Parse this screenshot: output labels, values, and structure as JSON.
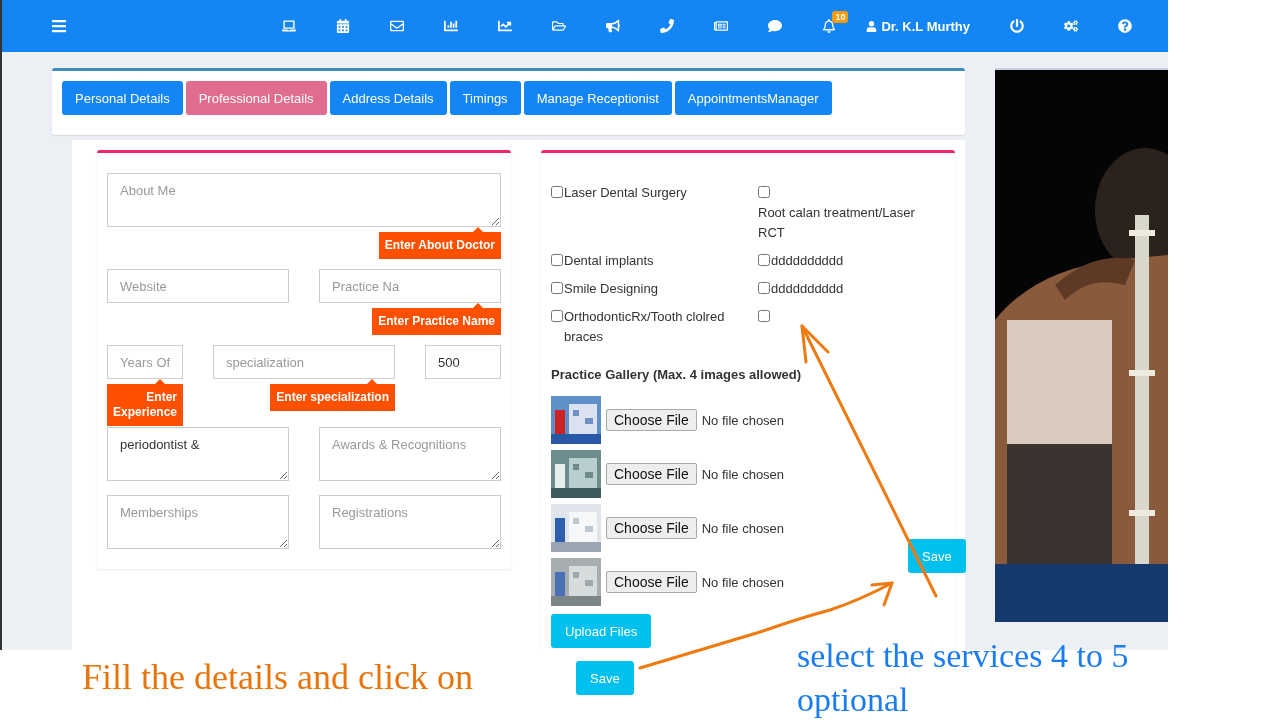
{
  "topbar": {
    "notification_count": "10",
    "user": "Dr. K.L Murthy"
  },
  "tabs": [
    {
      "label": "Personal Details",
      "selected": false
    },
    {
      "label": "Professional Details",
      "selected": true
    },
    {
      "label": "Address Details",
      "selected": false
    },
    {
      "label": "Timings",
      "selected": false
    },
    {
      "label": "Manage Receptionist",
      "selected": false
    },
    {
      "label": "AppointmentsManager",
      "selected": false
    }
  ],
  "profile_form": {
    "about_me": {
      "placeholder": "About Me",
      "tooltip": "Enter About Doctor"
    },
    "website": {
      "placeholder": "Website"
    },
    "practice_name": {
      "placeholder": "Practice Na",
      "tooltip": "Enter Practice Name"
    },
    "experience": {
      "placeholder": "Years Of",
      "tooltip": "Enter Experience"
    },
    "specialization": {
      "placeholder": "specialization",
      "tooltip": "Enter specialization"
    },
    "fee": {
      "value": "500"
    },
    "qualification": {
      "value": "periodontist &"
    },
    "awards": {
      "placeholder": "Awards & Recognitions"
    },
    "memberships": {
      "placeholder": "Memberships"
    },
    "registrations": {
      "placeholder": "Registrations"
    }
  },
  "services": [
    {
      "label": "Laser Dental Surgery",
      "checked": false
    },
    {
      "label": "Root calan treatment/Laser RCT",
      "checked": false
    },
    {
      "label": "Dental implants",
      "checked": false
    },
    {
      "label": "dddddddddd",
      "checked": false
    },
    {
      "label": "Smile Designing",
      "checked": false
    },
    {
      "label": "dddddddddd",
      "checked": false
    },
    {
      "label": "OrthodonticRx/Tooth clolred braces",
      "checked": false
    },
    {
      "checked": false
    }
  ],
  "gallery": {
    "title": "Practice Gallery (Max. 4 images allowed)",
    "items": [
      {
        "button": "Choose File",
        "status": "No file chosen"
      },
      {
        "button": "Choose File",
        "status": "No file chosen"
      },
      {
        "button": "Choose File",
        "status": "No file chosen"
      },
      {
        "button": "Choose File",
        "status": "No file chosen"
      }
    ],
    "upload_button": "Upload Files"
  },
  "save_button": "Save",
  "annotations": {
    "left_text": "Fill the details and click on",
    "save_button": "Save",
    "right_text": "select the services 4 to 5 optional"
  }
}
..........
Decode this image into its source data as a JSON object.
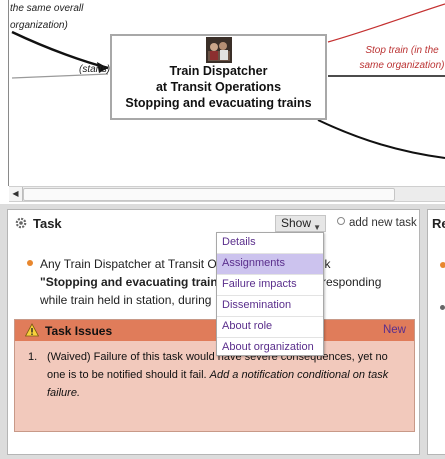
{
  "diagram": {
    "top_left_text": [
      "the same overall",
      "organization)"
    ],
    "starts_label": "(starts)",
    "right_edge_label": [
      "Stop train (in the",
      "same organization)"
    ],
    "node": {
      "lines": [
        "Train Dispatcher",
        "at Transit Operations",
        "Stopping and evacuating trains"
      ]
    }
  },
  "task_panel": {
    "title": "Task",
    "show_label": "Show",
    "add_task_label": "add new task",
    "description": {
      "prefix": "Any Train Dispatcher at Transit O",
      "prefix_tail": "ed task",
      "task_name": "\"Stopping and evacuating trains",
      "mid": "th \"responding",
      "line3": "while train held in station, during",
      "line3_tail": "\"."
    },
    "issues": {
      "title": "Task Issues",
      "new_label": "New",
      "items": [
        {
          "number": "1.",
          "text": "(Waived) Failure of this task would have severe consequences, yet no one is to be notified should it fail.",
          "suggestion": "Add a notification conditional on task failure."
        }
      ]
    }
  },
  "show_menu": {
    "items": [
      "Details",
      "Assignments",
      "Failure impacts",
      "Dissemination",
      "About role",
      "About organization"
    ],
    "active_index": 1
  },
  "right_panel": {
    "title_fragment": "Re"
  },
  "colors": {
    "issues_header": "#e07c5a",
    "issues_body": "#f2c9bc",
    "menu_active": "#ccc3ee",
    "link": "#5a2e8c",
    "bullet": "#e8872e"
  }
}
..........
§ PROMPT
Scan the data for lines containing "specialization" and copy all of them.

§ EXPECTED ANSWER
    "specialization": {
      "placeholder": "specialization",
      "tooltip": "Enter specialization"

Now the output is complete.